Should I Blanket My Horse?

horse blanket cartoon

The upper Midwest experiences winter weather extremes with ambient air temperatures commonly dipping to -20° F to -30° F! Many horse owners' inclination is blanketing horses prior to exposure to the elements. Is this the proper management?

A horses thermoneutral zone (TNZ) is the air temperature range in which horses expend no energy to maintain a normal body temperatures of 99° to 101° F. The lower critical temperature (LCT) is the lowest temperature in the TNZ, below which horses increase metabolic rates and expend energy to maintain normal body temperature. Research suggests healthy, adult horses have a wide LCT, from 41° F for horses in mild climates to 5° F in natural-coated, un-clipped horses adapted to colder temperatures.

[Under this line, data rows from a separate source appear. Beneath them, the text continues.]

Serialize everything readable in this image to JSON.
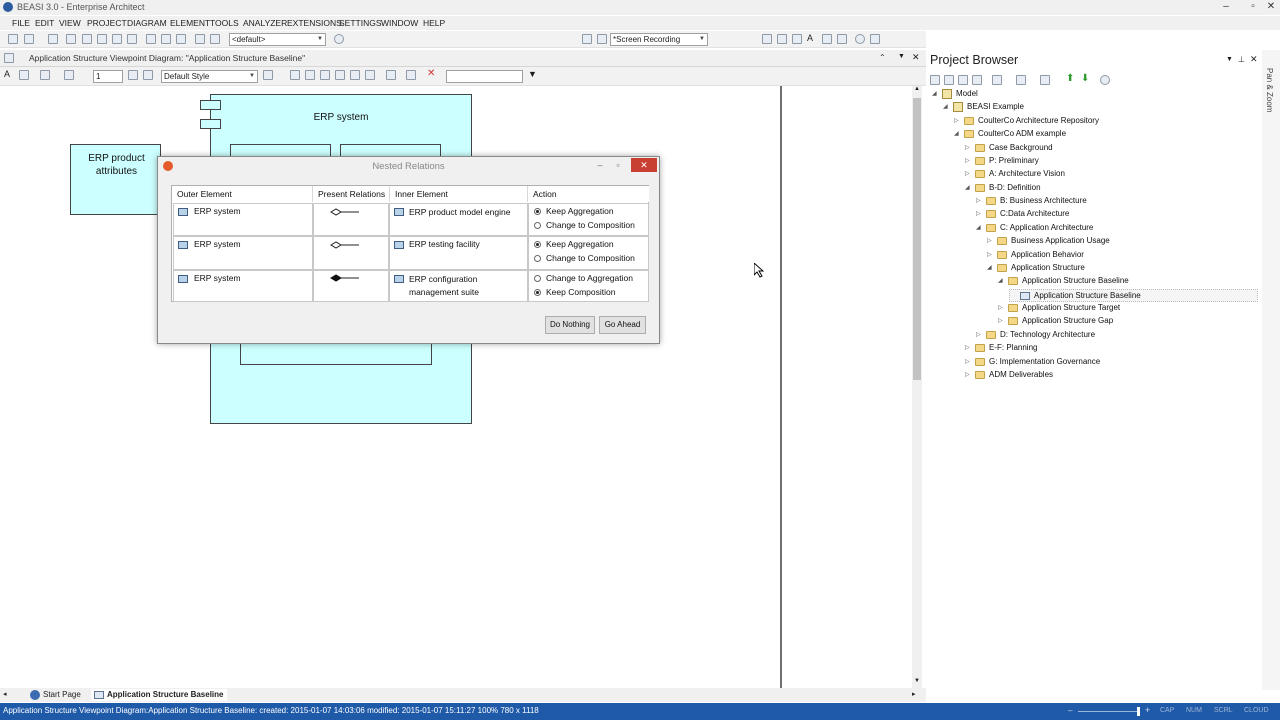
{
  "window": {
    "title": "BEASI 3.0 - Enterprise Architect",
    "controls": [
      "–",
      "▫",
      "✕"
    ]
  },
  "menu": [
    "FILE",
    "EDIT",
    "VIEW",
    "PROJECT",
    "DIAGRAM",
    "ELEMENT",
    "TOOLS",
    "ANALYZER",
    "EXTENSIONS",
    "SETTINGS",
    "WINDOW",
    "HELP"
  ],
  "toolbar": {
    "perspective_combo": "<default>",
    "recording_combo": "*Screen Recording",
    "zoom_value": "1",
    "style_combo": "Default Style"
  },
  "diagram": {
    "header_title": "Application Structure Viewpoint Diagram: \"Application Structure Baseline\"",
    "elements": {
      "erp_system": "ERP system",
      "erp_product_attributes": "ERP product attributes"
    }
  },
  "dialog": {
    "title": "Nested Relations",
    "columns": [
      "Outer Element",
      "Present Relations",
      "Inner Element",
      "Action"
    ],
    "rows": [
      {
        "outer": "ERP system",
        "inner": "ERP product model engine",
        "options": [
          "Keep Aggregation",
          "Change to Composition"
        ],
        "selected": 0,
        "relation": "aggregation"
      },
      {
        "outer": "ERP system",
        "inner": "ERP testing facility",
        "options": [
          "Keep Aggregation",
          "Change to Composition"
        ],
        "selected": 0,
        "relation": "aggregation"
      },
      {
        "outer": "ERP system",
        "inner": "ERP configuration management suite",
        "options": [
          "Change to Aggregation",
          "Keep Composition"
        ],
        "selected": 1,
        "relation": "composition"
      }
    ],
    "do_nothing_label": "Do Nothing",
    "go_ahead_label": "Go Ahead"
  },
  "project_browser": {
    "title": "Project Browser",
    "side_label": "Pan & Zoom",
    "tree": [
      {
        "label": "Model",
        "level": 0,
        "type": "model",
        "expanded": true
      },
      {
        "label": "BEASI Example",
        "level": 1,
        "type": "package",
        "expanded": true
      },
      {
        "label": "CoulterCo Architecture Repository",
        "level": 2,
        "type": "folder",
        "expanded": false
      },
      {
        "label": "CoulterCo ADM example",
        "level": 2,
        "type": "folder",
        "expanded": true
      },
      {
        "label": "Case Background",
        "level": 3,
        "type": "folder",
        "expanded": false
      },
      {
        "label": "P: Preliminary",
        "level": 3,
        "type": "folder",
        "expanded": false
      },
      {
        "label": "A: Architecture Vision",
        "level": 3,
        "type": "folder",
        "expanded": false
      },
      {
        "label": "B-D: Definition",
        "level": 3,
        "type": "folder",
        "expanded": true
      },
      {
        "label": "B: Business Architecture",
        "level": 4,
        "type": "folder",
        "expanded": false
      },
      {
        "label": "C:Data Architecture",
        "level": 4,
        "type": "folder",
        "expanded": false
      },
      {
        "label": "C: Application Architecture",
        "level": 4,
        "type": "folder",
        "expanded": true
      },
      {
        "label": "Business Application Usage",
        "level": 5,
        "type": "folder",
        "expanded": false
      },
      {
        "label": "Application Behavior",
        "level": 5,
        "type": "folder",
        "expanded": false
      },
      {
        "label": "Application Structure",
        "level": 5,
        "type": "folder",
        "expanded": true
      },
      {
        "label": "Application Structure Baseline",
        "level": 6,
        "type": "folder",
        "expanded": true
      },
      {
        "label": "Application Structure Baseline",
        "level": 7,
        "type": "diagram",
        "expanded": null,
        "selected": true
      },
      {
        "label": "Application Structure Target",
        "level": 6,
        "type": "folder",
        "expanded": false
      },
      {
        "label": "Application Structure Gap",
        "level": 6,
        "type": "folder",
        "expanded": false
      },
      {
        "label": "D: Technology Architecture",
        "level": 4,
        "type": "folder",
        "expanded": false
      },
      {
        "label": "E-F: Planning",
        "level": 3,
        "type": "folder",
        "expanded": false
      },
      {
        "label": "G: Implementation Governance",
        "level": 3,
        "type": "folder",
        "expanded": false
      },
      {
        "label": "ADM Deliverables",
        "level": 3,
        "type": "folder",
        "expanded": false
      }
    ]
  },
  "bottom_tabs": [
    "Start Page",
    "Application Structure Baseline"
  ],
  "status": {
    "text": "Application Structure Viewpoint Diagram:Application Structure Baseline:  created: 2015-01-07 14:03:06  modified: 2015-01-07 15:11:27  100%   780 x 1118",
    "indicators": [
      "CAP",
      "NUM",
      "SCRL",
      "CLOUD"
    ]
  },
  "colors": {
    "element_fill": "#ccffff",
    "status_bar": "#1f5aa8",
    "close_button": "#c84032"
  }
}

Factors influencing a given horse's TNZ include ambient air temperature, wind, sunlight, moisture, and air temperature that the horse is acclimated to. We are all familiar with the incredible winter coats horses grow. Thick coats provide a tremendous insulation factor. Wind and moisture, in the form of rain or melted snow, are common factors influencing a given horse's TNZ. Keep in mind that young, thin, and older horses are less cold tolerant.

Cold Weather Management Recommendations

  • A waterproof blanket provides great protection for horses living outside all the time. Remove the blanket every few days for cleaning to minimize risk for skin fungal infections. Be prepared to rotate blankets, and replace wet blankets with clean dry blankets.

  • Shelter from snow, wind, and winter rain is recommended. This allows horses to stay dry which helps them stay warm. Barns or run-in sheds with raised floors are optimal.  

  • Gradually acclimate horses to extreme cold temperatures. Full acclimation takes about 21 days.

  • Research confirms cold weather increases dietary energy requirements. Feeding free choice, good quality hay is a simple method providing additional digestible energy in mature, idle horses experiencing ambient air temperatures below their LCT.

  • Maintain free choice access to non-frozen water. Many horses don't desire to drink "ice-cold" water. There are numerous types of water heaters capable of maintaining drinking water slightly above freezing temperature.

  • Ensure horses receive adequate vitamin/mineral supplementation, including salt! Allow free choice access or add one tablespoon daily to the horse's grain mix. Feed plain, white, granular livestock salt with no mineral added. Top-dress appropriate vitamin/mineral supplement to the grain serving.

Simply said, the following three things will decrease cold stress in your horse:

  1. Provide areas for horses to get out of the wind chill.
  2. Keep your horse dry.
  3. Increase dietary energy to provide more calories for the horse to stay warm.

And the bottom line: blanketing can be an important management tool to reduce cold stress in horses experiencing winter weather extremes!